__WHAT YOU NEED TO DO__
Scan the lines below; pull out those with "Policy".

##### ENTRIES SHOWN #####

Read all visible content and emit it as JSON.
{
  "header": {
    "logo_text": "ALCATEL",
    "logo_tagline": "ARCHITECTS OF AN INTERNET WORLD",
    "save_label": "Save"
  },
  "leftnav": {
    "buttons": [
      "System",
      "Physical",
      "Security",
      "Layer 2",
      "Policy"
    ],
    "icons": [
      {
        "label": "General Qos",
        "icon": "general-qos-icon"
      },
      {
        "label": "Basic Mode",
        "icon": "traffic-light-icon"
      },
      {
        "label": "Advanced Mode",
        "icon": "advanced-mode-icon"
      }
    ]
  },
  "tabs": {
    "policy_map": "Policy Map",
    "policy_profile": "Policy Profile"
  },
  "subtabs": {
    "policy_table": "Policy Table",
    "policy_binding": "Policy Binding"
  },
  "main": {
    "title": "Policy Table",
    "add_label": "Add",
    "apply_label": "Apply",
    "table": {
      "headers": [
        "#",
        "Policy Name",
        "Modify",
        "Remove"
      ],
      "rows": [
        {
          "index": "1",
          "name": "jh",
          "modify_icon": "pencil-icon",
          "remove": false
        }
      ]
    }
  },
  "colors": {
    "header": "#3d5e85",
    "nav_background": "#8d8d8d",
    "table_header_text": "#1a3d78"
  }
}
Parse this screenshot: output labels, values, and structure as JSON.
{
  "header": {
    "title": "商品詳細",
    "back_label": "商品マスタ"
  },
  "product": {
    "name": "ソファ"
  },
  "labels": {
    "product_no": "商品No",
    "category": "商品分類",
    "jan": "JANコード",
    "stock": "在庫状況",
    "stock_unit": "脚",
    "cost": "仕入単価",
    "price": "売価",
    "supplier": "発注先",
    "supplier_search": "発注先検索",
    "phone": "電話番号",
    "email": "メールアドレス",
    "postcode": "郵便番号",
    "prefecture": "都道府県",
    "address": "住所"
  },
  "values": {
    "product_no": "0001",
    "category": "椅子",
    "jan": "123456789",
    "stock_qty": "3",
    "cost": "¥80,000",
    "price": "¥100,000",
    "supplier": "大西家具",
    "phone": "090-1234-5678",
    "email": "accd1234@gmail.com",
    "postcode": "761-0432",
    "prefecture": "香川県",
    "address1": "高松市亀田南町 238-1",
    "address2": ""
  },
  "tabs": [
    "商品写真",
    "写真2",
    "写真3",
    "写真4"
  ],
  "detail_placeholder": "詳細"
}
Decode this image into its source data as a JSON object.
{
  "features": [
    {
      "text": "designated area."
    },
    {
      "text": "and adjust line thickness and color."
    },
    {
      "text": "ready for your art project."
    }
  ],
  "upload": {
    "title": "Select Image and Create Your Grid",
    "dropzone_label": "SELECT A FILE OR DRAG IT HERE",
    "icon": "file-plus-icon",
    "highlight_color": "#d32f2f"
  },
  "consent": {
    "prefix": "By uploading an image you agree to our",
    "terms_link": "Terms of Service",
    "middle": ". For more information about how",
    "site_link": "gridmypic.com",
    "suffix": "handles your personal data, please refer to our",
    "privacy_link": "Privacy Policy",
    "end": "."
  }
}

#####
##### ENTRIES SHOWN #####

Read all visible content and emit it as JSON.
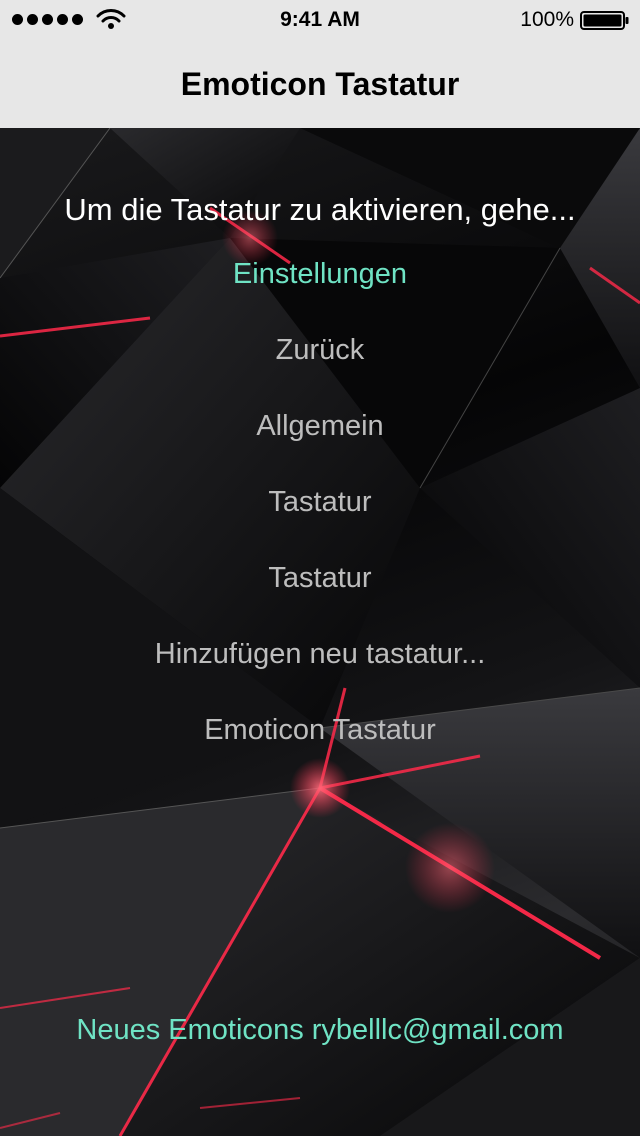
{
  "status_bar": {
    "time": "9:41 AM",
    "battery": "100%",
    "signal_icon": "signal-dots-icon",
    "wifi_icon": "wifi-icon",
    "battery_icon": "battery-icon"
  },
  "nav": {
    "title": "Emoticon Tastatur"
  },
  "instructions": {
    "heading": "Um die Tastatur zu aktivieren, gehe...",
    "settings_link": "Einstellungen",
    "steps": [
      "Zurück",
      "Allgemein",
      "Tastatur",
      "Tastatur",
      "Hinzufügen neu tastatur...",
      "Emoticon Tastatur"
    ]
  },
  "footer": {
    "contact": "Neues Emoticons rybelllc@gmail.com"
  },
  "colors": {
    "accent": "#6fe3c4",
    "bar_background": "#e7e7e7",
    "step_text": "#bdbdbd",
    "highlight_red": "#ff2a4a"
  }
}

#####

__SOLUTION TO THE EXERCISE__
      "Policy"
    "policy_map": "Policy Map",
    "policy_profile": "Policy Profile"
    "policy_table": "Policy Table",
    "policy_binding": "Policy Binding"
    "title": "Policy Table",
        "Policy Name",
    "privacy_link": "Privacy Policy",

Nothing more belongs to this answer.